The bare statement that the region contains a flora rich in genera and species and of diverse geographic origin or affinity is entirely inadequate as a description of its real biological diversity.
The concept of biodiversity may not have first occurred to biologists in the context of deserts, but the terminology apparently did.
Nonetheless, 1.03 centuries later, the notion that deserts have biological diversity worth noting is often regarded as counterintuitive, if not dismissed altogether. That’s likely due to a persistent gut assumption that biodiversity and biomass are the same thing. “The place is barren; how can there be more than four species there? Biodiversity is howler monkeys and orchids and vines and freshwater snails in Alabama. The desert is just a 100,000 square miles of kitty litter.”
California’s deserts make up 28 percent of the land area of the state. California’s deserts make up 38 percent of the known plant diversity of the state. A portion of California is known far and wide as a biodiversity hotspot. That portion is called the California Floristic Province, and it laps over into Oregon and Baja, with just a sliver of the Nevada side of Tahoe, as shown in the red overlay here:
You will perhaps have noticed that the California Floristic Province, declared one of 33 global “biodiversity hotspots” by Conservation International in 1996, excludes the state’s deserts. And yet those deserts host a disproportionate number of the state’s plant species, with expert desert botanists predicting that number will grow as about a hundred new species are discovered each century. There is an area in the Mojave National Preserve that has been called the center of shrub diversity in California, and California is nothing if not shrub-diverse. An acre of the Mojave Desert can have more species diversity than an acre of old-growth redwood forest.
Think of living things as books. The Redwood Forest Library has many times more books than the Mojave Desert library. But the Mojave Library has more single copies of rare books. There are not a few rare books in the Redwood Library as well, but most of the shelf space is taken up by thousands of copies of the same dozen books.
Desert mariposa lily, Calochortus kennedyi
I’ve been thinking about this this past week because pressure is once again building for industrial development in the deserts, which constitute the largest intact North American ecosystem south of the boreal tundra. I spent some of last week writing comments on a ludicrously large solar facility in southern Nevada that would obliterate excellent desert tortoise habitat with as many as 900 juvenile torts on it right now. There is once again a move to build a giant commercial airport in the Ivanpah Valley to serve Las Vegas. Gold mines are starting up again, and every month there’s a new suburb proposed for old-growth desert habitat somewhere.
And the Green New Deal, as good and overdue an idea as it is, is a huge potential threat to the desert and its biological diversity, not only because of utility-scale solar projects like the one I wrote comments on, but also due to new transmission lines and wind turbines in sensitive mountain habitats and the ongoing demand for rare earth metals for electronics and lithium for batteries.
We saw something like this a decade ago, and though we did not lose we lost far too much.
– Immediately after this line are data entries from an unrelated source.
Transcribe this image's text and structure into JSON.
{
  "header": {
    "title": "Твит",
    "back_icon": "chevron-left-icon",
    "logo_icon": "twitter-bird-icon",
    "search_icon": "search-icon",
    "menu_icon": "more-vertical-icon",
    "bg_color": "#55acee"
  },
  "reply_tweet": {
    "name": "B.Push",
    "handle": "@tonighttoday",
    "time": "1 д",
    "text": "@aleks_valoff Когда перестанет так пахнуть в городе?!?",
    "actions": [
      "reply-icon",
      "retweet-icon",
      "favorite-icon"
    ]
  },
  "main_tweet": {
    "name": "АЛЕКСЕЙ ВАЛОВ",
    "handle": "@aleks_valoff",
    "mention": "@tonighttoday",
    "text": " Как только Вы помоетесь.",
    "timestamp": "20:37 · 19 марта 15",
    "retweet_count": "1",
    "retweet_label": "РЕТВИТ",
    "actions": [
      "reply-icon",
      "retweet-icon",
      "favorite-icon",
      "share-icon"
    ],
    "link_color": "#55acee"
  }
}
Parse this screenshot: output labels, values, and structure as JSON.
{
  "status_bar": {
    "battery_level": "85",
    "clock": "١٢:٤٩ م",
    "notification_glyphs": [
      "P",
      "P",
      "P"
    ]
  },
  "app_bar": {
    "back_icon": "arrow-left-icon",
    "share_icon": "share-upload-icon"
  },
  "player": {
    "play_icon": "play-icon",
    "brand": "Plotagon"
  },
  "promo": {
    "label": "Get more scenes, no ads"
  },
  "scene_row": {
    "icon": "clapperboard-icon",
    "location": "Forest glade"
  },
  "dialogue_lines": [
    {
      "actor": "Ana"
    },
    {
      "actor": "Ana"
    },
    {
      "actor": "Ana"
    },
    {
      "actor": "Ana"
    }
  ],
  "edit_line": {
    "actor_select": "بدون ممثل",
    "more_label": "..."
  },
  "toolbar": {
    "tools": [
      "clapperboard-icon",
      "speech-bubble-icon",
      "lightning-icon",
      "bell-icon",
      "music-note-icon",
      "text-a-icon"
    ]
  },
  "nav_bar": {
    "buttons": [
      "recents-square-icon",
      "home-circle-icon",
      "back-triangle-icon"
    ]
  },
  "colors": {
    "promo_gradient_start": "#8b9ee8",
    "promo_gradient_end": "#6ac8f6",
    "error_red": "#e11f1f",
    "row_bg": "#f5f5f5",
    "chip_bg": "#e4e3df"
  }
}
The desert has an order of magnitude more defenders now than it did then. Random people are far more likely to grant that the desert has value beyond being a potential mine or landfill. We’ve done good work in the last decade.
We’re gonna have to keep at it, I guess is what I’m saying. The desert and its manifold species need more help than ever.
Mojave poppy bee, a candidate for Endangered Species Act protection. Zach Portman photo.